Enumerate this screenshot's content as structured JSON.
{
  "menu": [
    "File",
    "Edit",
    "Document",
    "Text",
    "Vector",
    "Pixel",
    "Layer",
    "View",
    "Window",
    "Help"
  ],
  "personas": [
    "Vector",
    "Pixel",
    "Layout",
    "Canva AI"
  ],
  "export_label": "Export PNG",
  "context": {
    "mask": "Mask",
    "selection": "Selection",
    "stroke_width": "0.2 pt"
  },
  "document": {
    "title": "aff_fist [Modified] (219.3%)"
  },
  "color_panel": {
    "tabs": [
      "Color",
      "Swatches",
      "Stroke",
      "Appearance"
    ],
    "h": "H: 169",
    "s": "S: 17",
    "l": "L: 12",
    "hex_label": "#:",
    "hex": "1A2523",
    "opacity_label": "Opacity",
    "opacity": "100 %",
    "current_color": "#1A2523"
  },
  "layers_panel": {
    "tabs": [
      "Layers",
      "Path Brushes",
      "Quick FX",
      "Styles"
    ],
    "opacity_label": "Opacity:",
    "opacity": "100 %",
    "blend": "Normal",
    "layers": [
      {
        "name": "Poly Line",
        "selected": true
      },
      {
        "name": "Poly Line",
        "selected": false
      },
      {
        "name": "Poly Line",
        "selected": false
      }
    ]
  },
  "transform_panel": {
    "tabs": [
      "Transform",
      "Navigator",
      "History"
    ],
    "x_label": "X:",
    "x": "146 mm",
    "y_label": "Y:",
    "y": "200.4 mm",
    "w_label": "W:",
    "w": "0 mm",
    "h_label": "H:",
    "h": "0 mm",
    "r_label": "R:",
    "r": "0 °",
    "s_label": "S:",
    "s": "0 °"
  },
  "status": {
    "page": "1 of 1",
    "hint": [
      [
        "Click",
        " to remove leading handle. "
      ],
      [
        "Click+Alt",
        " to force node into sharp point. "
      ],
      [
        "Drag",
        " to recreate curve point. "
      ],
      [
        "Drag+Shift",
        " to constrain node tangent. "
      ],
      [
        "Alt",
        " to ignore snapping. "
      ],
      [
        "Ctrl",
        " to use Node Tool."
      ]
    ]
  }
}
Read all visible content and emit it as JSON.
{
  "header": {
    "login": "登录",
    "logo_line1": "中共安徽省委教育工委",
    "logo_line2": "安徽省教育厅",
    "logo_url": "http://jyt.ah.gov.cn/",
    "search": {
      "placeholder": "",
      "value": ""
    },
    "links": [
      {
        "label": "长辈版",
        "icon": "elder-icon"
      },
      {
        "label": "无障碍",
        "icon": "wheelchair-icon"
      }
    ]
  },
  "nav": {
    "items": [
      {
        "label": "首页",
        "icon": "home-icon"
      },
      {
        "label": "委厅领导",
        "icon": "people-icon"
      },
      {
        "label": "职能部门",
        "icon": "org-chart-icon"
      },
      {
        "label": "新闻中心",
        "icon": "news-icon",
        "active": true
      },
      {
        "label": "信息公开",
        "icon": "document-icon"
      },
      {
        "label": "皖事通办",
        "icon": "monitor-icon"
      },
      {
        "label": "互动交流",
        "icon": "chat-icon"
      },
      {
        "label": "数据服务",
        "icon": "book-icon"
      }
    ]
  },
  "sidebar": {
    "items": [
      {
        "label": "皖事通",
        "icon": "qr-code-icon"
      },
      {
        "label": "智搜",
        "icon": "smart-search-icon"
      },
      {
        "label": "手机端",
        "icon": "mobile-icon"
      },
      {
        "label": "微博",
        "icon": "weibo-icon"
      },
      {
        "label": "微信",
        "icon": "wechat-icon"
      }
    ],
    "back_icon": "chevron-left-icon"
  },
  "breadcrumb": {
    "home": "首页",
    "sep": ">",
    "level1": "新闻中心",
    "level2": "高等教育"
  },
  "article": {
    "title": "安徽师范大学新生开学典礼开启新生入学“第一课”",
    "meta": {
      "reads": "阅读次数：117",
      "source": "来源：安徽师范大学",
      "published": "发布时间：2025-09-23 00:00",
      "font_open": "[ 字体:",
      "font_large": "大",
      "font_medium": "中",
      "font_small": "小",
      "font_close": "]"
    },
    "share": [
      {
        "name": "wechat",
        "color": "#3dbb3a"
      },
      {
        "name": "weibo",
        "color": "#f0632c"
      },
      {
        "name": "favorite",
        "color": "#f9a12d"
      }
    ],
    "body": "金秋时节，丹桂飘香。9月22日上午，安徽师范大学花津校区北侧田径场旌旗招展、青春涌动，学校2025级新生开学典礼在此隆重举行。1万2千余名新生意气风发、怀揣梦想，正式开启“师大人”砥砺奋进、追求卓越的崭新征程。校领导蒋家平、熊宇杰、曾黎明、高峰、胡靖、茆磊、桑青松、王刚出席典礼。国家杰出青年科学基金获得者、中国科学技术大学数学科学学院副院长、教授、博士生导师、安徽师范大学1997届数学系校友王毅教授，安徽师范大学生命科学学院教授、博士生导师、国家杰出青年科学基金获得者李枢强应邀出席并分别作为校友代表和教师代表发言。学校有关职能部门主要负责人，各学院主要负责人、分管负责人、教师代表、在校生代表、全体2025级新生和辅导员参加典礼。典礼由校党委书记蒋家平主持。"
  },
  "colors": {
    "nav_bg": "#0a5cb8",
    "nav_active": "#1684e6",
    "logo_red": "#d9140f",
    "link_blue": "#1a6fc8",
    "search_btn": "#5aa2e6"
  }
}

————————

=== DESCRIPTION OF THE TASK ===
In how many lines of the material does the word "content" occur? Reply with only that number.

=== EXERCISE SOLUTION ===
2